FAIRFAX, VA — In an effort to reclaim space on campus, a several black student organizations at George Mason University organized a peaceful demonstration on North Plaza this afternoon.
Students from all backgrounds joined the demonstration to stand in solidarity with the families directly affected by violence, raise awareness, and gather in unity as one student body.
With all that has happened across the country this week — protests, violence, and yet more black males fatally shot by police — we wondered if these events changed students’ views on the current presidential election. Mason Votes interviewed some of the student protestors asking the following question:
Do you feel that candidates are addressing the issues you have and does that impact whether or not you plan to vote?
Mason student Darius Simmingon responded this way: “As far as voting, yes I do plan to vote especially with what is at stake if I do not vote. I plan to vote democratic because Trump does not represent my values and only represents the corporate America. Racism will always be present regardless of where we are, but we will always be here and it is our job to protest against those who are racist, especially those who are against these peaceful protests. They are the ones that claim that racism doesn’t exist, but they are only able to say that because of the privileges that they hold.

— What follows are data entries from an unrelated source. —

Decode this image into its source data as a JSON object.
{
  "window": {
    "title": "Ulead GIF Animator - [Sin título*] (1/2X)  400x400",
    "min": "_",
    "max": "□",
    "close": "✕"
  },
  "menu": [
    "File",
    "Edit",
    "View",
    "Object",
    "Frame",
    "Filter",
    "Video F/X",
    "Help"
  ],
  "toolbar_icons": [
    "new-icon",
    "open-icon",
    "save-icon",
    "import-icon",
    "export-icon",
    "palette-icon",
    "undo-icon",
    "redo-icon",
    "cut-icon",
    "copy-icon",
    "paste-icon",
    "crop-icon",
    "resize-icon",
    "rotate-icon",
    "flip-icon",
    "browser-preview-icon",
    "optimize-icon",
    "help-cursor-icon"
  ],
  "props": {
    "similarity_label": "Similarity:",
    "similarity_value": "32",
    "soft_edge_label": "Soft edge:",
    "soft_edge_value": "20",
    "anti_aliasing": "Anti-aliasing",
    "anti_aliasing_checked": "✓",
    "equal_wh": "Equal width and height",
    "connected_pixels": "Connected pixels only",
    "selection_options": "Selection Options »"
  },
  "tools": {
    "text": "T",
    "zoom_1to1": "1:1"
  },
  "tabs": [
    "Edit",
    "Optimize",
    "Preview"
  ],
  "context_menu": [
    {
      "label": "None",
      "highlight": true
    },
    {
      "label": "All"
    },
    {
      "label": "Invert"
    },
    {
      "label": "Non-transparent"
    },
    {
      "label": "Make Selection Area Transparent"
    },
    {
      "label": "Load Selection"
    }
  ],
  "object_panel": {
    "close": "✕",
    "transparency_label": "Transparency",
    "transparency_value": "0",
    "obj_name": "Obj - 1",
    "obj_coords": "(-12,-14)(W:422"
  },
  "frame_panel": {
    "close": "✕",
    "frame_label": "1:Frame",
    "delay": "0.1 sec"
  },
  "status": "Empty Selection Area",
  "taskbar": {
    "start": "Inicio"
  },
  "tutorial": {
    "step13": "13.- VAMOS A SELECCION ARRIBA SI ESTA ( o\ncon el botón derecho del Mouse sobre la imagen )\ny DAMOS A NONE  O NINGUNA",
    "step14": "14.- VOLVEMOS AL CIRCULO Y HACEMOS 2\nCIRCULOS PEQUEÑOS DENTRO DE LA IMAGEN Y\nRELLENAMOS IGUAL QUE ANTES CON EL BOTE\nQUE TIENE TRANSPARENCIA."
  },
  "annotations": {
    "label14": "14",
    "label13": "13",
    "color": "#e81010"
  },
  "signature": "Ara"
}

That is why I will vote for Hillary Clinton because Donald Trump’s values do not benefit me, nor the black community.”
Xavier Savannah agreed with Simmingon, adding, “Yes I will be voting and I plan to vote for Hillary because I do not agree with Trump’s stance on a lot of things. On the news we hear a lot about what is happening with the police shootings but not a lot of people are coming up with resolutions or are trying to fix the issue at hand and it’s irritating because we hear a lot of criticism.“
Breana Young stated that she believes the best way to create change is to vote: “Of course I will vote, regardless of whether or not I believe there should be other, better, candidates running. Our ancestors have gone through way too much for me not to go vote. Many have died and shed tears for this right, my right. Yes I will proudly go and be voting”.
Students like Simmingon, Savannah, and Young gathered during the event to converse on what actions they need to put forward to be heard and to help create a safe space for the minority community at Mason.
At the end of the peaceful protest, a crowd of students that had gathered around watch on their way to class clapped as the demonstration successfully concluded.
Reporting by Hannan “Nannie” Abubaker.
Photos by Kristopher Head.